━━ Working data ━━
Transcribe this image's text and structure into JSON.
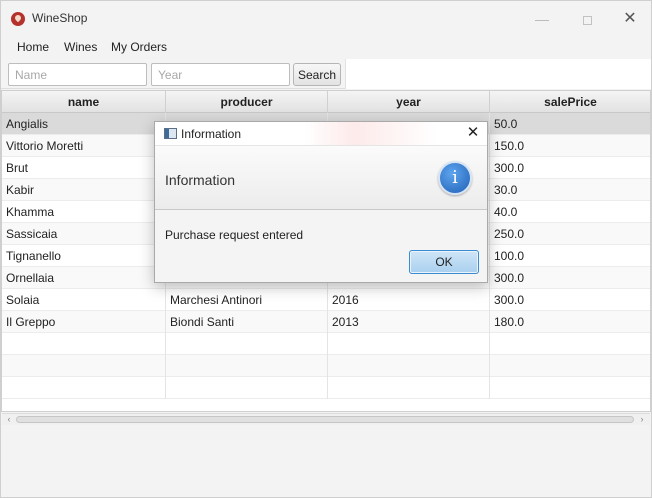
{
  "window": {
    "title": "WineShop",
    "controls": {
      "minimize": "—",
      "close": "✕"
    }
  },
  "menu": {
    "items": [
      "Home",
      "Wines",
      "My Orders"
    ]
  },
  "toolbar": {
    "name_placeholder": "Name",
    "year_placeholder": "Year",
    "search_label": "Search"
  },
  "table": {
    "columns": [
      "name",
      "producer",
      "year",
      "salePrice"
    ],
    "rows": [
      {
        "name": "Angialis",
        "producer": "",
        "year": "",
        "salePrice": "50.0"
      },
      {
        "name": "Vittorio Moretti",
        "producer": "",
        "year": "",
        "salePrice": "150.0"
      },
      {
        "name": "Brut",
        "producer": "",
        "year": "",
        "salePrice": "300.0"
      },
      {
        "name": "Kabir",
        "producer": "",
        "year": "",
        "salePrice": "30.0"
      },
      {
        "name": "Khamma",
        "producer": "",
        "year": "",
        "salePrice": "40.0"
      },
      {
        "name": "Sassicaia",
        "producer": "",
        "year": "",
        "salePrice": "250.0"
      },
      {
        "name": "Tignanello",
        "producer": "",
        "year": "",
        "salePrice": "100.0"
      },
      {
        "name": "Ornellaia",
        "producer": "",
        "year": "",
        "salePrice": "300.0"
      },
      {
        "name": "Solaia",
        "producer": "Marchesi Antinori",
        "year": "2016",
        "salePrice": "300.0"
      },
      {
        "name": "Il Greppo",
        "producer": "Biondi Santi",
        "year": "2013",
        "salePrice": "180.0"
      }
    ],
    "selected_row": "Angialis",
    "empty_rows": 3,
    "scroll_left": "‹",
    "scroll_right": "›"
  },
  "dialog": {
    "title": "Information",
    "header": "Information",
    "icon": "info-icon",
    "icon_glyph": "i",
    "content": "Purchase request entered",
    "ok_label": "OK",
    "close_glyph": "✕"
  },
  "colors": {
    "selected_row": "#dadada",
    "ok_button_border": "#3c8ad0",
    "info_icon": "#1f5fb6",
    "app_icon": "#b4312c"
  }
}
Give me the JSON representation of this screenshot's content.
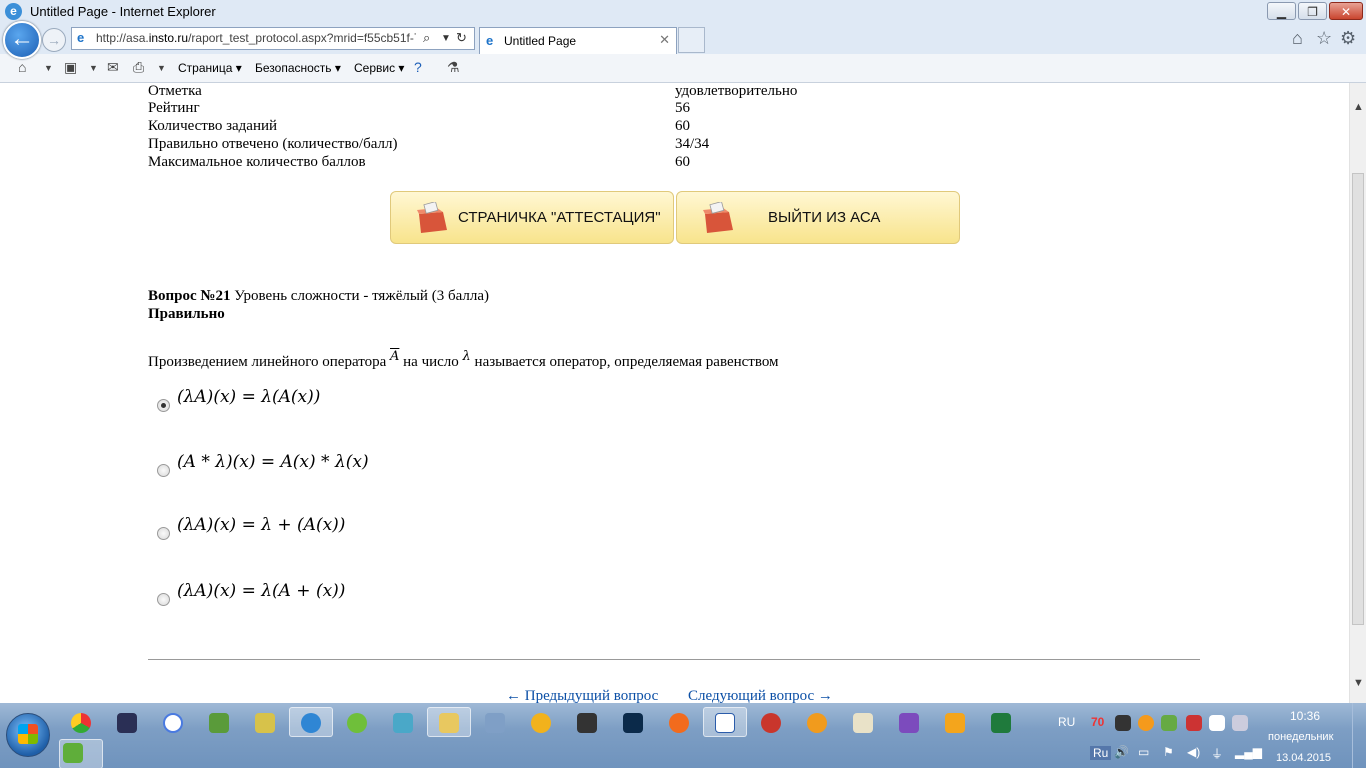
{
  "window": {
    "title": "Untitled Page - Internet Explorer"
  },
  "nav": {
    "url_prefix": "http://asa.",
    "url_domain": "insto.ru",
    "url_rest": "/raport_test_protocol.aspx?mrid=f55cb51f-7",
    "tab_title": "Untitled Page"
  },
  "commandbar": {
    "page_label": "Страница",
    "safety_label": "Безопасность",
    "tools_label": "Сервис"
  },
  "stats": [
    {
      "label": "Отметка",
      "value": "удовлетворительно"
    },
    {
      "label": "Рейтинг",
      "value": "56"
    },
    {
      "label": "Количество заданий",
      "value": "60"
    },
    {
      "label": "Правильно отвечено (количество/балл)",
      "value": "34/34"
    },
    {
      "label": "Максимальное количество баллов",
      "value": "60"
    }
  ],
  "buttons": {
    "attestation": "СТРАНИЧКА \"АТТЕСТАЦИЯ\"",
    "exit": "ВЫЙТИ ИЗ АСА"
  },
  "question": {
    "number_label": "Вопрос №21",
    "difficulty": "Уровень сложности - тяжёлый (3 балла)",
    "result": "Правильно",
    "text_part1": "Произведением линейного оператора",
    "operator_symbol": "A",
    "text_part2": "на число",
    "lambda_symbol": "λ",
    "text_part3": "называется оператор, определяемая равенством",
    "options": [
      {
        "formula": "(λA)(x) = λ(A(x))",
        "selected": true
      },
      {
        "formula": "(A * λ)(x) = A(x) * λ(x)",
        "selected": false
      },
      {
        "formula": "(λA)(x) = λ + (A(x))",
        "selected": false
      },
      {
        "formula": "(λA)(x) = λ(A + (x))",
        "selected": false
      }
    ]
  },
  "pagination": {
    "prev": "← Предыдущий вопрос",
    "next": "Следующий вопрос →"
  },
  "tray": {
    "lang": "RU",
    "lang2": "Ru",
    "badge": "70",
    "time": "10:36",
    "day": "понедельник",
    "date": "13.04.2015"
  }
}
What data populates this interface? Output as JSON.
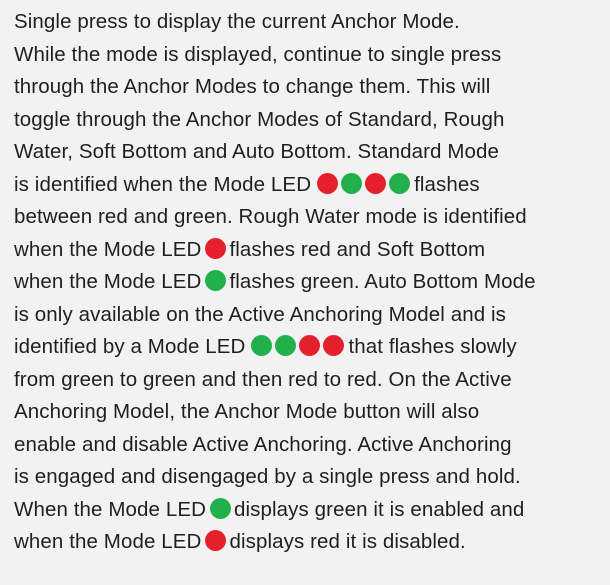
{
  "lines": [
    "Single press to display the current Anchor Mode.",
    "While the mode is displayed, continue to single press",
    "through the Anchor Modes to change them. This will",
    "toggle through the Anchor Modes of Standard, Rough",
    "Water, Soft Bottom and Auto Bottom. Standard Mode",
    [
      "is identified when the Mode LED",
      "flashes"
    ],
    "between red and green. Rough Water mode is identified",
    [
      "when the Mode LED",
      "flashes red and Soft Bottom"
    ],
    [
      "when the Mode LED",
      "flashes green. Auto Bottom Mode"
    ],
    "is only available on the Active Anchoring Model and is",
    [
      "identified by a Mode LED",
      "that flashes slowly"
    ],
    "from green to green and then red to red. On the Active",
    "Anchoring Model, the Anchor Mode button will also",
    "enable and disable Active Anchoring. Active Anchoring",
    "is engaged and disengaged by a single press and hold.",
    [
      "When the Mode LED",
      "displays green it is enabled and"
    ],
    [
      "when the Mode LED",
      "displays red it is disabled."
    ]
  ],
  "leds": {
    "standard_mode": [
      "red",
      "green",
      "red",
      "green"
    ],
    "rough_water": [
      "red"
    ],
    "soft_bottom": [
      "green"
    ],
    "auto_bottom": [
      "green",
      "green",
      "red",
      "red"
    ],
    "enabled": [
      "green"
    ],
    "disabled": [
      "red"
    ]
  },
  "colors": {
    "red": "#e4202c",
    "green": "#21b04b",
    "text": "#1f1f1f",
    "background": "#f2f2f2"
  }
}
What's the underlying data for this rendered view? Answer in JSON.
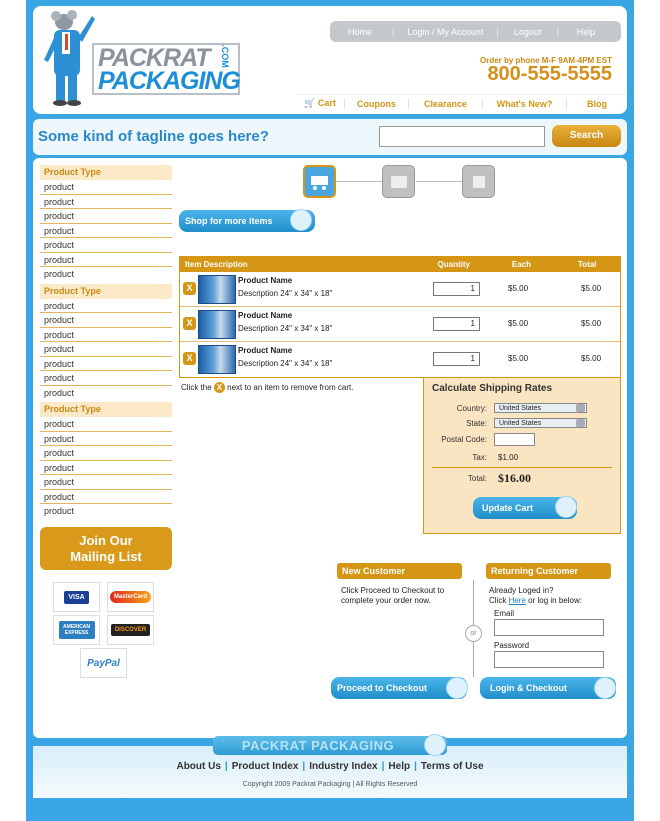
{
  "brand": {
    "line1": "PACKRAT",
    "line2": "PACKAGING",
    "suffix": ".COM"
  },
  "top_nav": [
    "Home",
    "Login / My Account",
    "Logout",
    "Help"
  ],
  "phone": {
    "hours": "Order by phone M-F 9AM-4PM EST",
    "number": "800-555-5555"
  },
  "sub_nav": [
    "Cart",
    "Coupons",
    "Clearance",
    "What's New?",
    "Blog"
  ],
  "tagline": "Some kind of tagline goes here?",
  "search": {
    "button": "Search",
    "value": ""
  },
  "sidebar": {
    "groups": [
      {
        "title": "Product Type",
        "items": [
          "product",
          "product",
          "product",
          "product",
          "product",
          "product",
          "product"
        ]
      },
      {
        "title": "Product Type",
        "items": [
          "product",
          "product",
          "product",
          "product",
          "product",
          "product",
          "product"
        ]
      },
      {
        "title": "Product Type",
        "items": [
          "product",
          "product",
          "product",
          "product",
          "product",
          "product",
          "product"
        ]
      }
    ],
    "mailing_line1": "Join Our",
    "mailing_line2": "Mailing List",
    "cards": [
      "VISA",
      "MasterCard",
      "AMERICAN EXPRESS",
      "DISCOVER",
      "PayPal"
    ]
  },
  "shop_more": "Shop for more items",
  "cart": {
    "headers": [
      "Item Description",
      "Quantity",
      "Each",
      "Total"
    ],
    "rows": [
      {
        "name": "Product Name",
        "desc": "Description 24\" x 34\" x 18\"",
        "qty": "1",
        "each": "$5.00",
        "total": "$5.00"
      },
      {
        "name": "Product Name",
        "desc": "Description 24\" x 34\" x 18\"",
        "qty": "1",
        "each": "$5.00",
        "total": "$5.00"
      },
      {
        "name": "Product Name",
        "desc": "Description 24\" x 34\" x 18\"",
        "qty": "1",
        "each": "$5.00",
        "total": "$5.00"
      }
    ],
    "remove_note_a": "Click the",
    "remove_note_b": "next to an item to remove from cart.",
    "remove_x": "X"
  },
  "shipping": {
    "title": "Calculate Shipping Rates",
    "country_label": "Country:",
    "country": "United States",
    "state_label": "State:",
    "state": "United States",
    "postal_label": "Postal Code:",
    "tax_label": "Tax:",
    "tax": "$1.00",
    "total_label": "Total:",
    "total": "$16.00",
    "update": "Update Cart"
  },
  "new_customer": {
    "title": "New Customer",
    "text1": "Click Proceed to Checkout to",
    "text2": "complete your order now.",
    "button": "Proceed to Checkout"
  },
  "or": "or",
  "returning": {
    "title": "Returning Customer",
    "text1": "Already Loged in?",
    "link": "Here",
    "text2a": "Click",
    "text2b": "or log in below:",
    "email": "Email",
    "password": "Password",
    "button": "Login & Checkout"
  },
  "footer": {
    "logo": "PACKRAT PACKAGING",
    "links": [
      "About Us",
      "Product Index",
      "Industry Index",
      "Help",
      "Terms of Use"
    ],
    "copyright": "Copyright 2009 Packrat Packaging | All Rights Reserved"
  },
  "colors": {
    "frame": "#3aa6e4",
    "accent": "#d49614",
    "button_blue": "#1f8ec9"
  }
}
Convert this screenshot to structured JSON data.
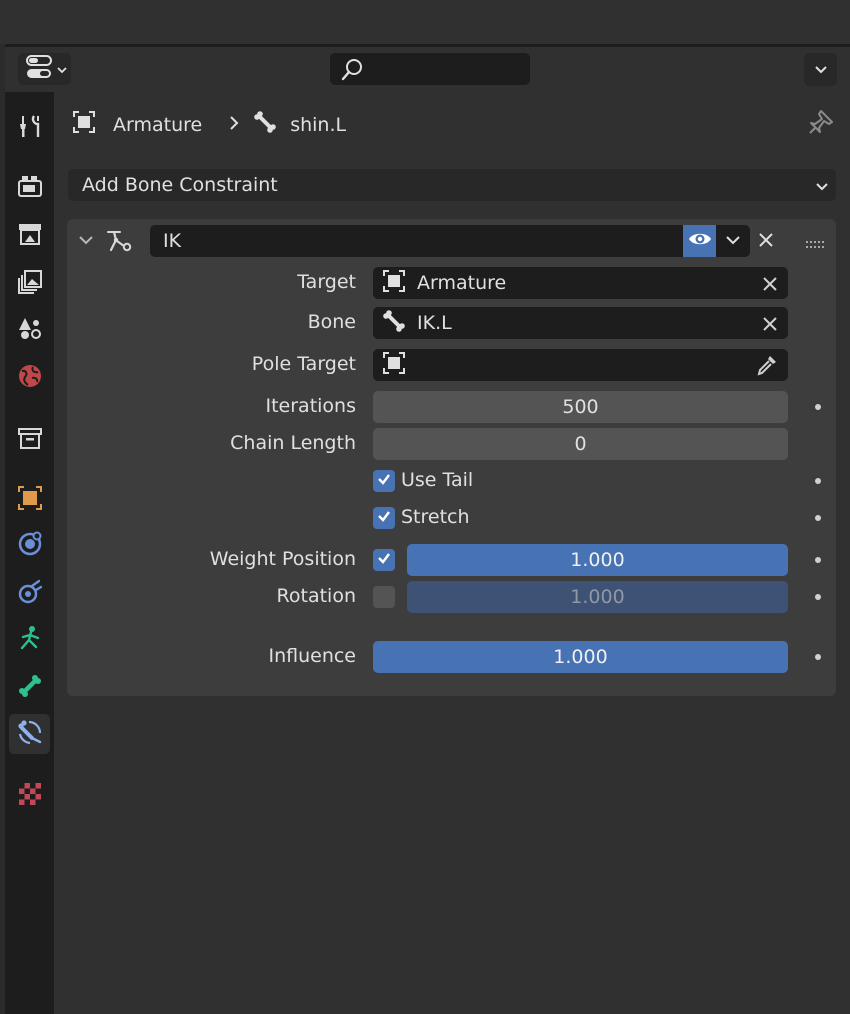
{
  "header": {
    "search": {
      "placeholder": ""
    }
  },
  "tabs": [
    {
      "id": "tool",
      "icon": "tool-icon"
    },
    {
      "id": "render",
      "icon": "render-icon"
    },
    {
      "id": "output",
      "icon": "output-icon"
    },
    {
      "id": "view-layer",
      "icon": "view-layer-icon"
    },
    {
      "id": "scene",
      "icon": "scene-icon"
    },
    {
      "id": "world",
      "icon": "world-icon"
    },
    {
      "id": "collection",
      "icon": "collection-icon"
    },
    {
      "id": "object",
      "icon": "object-icon"
    },
    {
      "id": "modifiers",
      "icon": "modifiers-icon"
    },
    {
      "id": "physics",
      "icon": "physics-icon"
    },
    {
      "id": "object-data",
      "icon": "armature-data-icon"
    },
    {
      "id": "bone",
      "icon": "bone-icon"
    },
    {
      "id": "bone-constraints",
      "icon": "bone-constraint-icon",
      "active": true
    },
    {
      "id": "texture",
      "icon": "texture-icon"
    }
  ],
  "breadcrumb": {
    "object": "Armature",
    "separator": ">",
    "bone": "shin.L"
  },
  "add_constraint": {
    "label": "Add Bone Constraint"
  },
  "constraint": {
    "name": "IK",
    "visible": true,
    "fields": {
      "target": {
        "label": "Target",
        "value": "Armature"
      },
      "bone": {
        "label": "Bone",
        "value": "IK.L"
      },
      "pole_target": {
        "label": "Pole Target",
        "value": ""
      },
      "iterations": {
        "label": "Iterations",
        "value": "500"
      },
      "chain_length": {
        "label": "Chain Length",
        "value": "0"
      },
      "use_tail": {
        "label": "Use Tail",
        "checked": true
      },
      "stretch": {
        "label": "Stretch",
        "checked": true
      },
      "weight_position": {
        "label": "Weight Position",
        "checked": true,
        "value": "1.000"
      },
      "rotation": {
        "label": "Rotation",
        "checked": false,
        "value": "1.000"
      },
      "influence": {
        "label": "Influence",
        "value": "1.000"
      }
    }
  },
  "colors": {
    "accent": "#4772b3",
    "background": "#303030",
    "panel": "#3d3d3d",
    "field": "#1d1d1d"
  }
}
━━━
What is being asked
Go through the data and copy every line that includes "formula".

Response area
        "formula": "(λA)(x) = λ(A(x))",
        "formula": "(A * λ)(x) = A(x) * λ(x)",
        "formula": "(λA)(x) = λ + (A(x))",
        "formula": "(λA)(x) = λ(A + (x))",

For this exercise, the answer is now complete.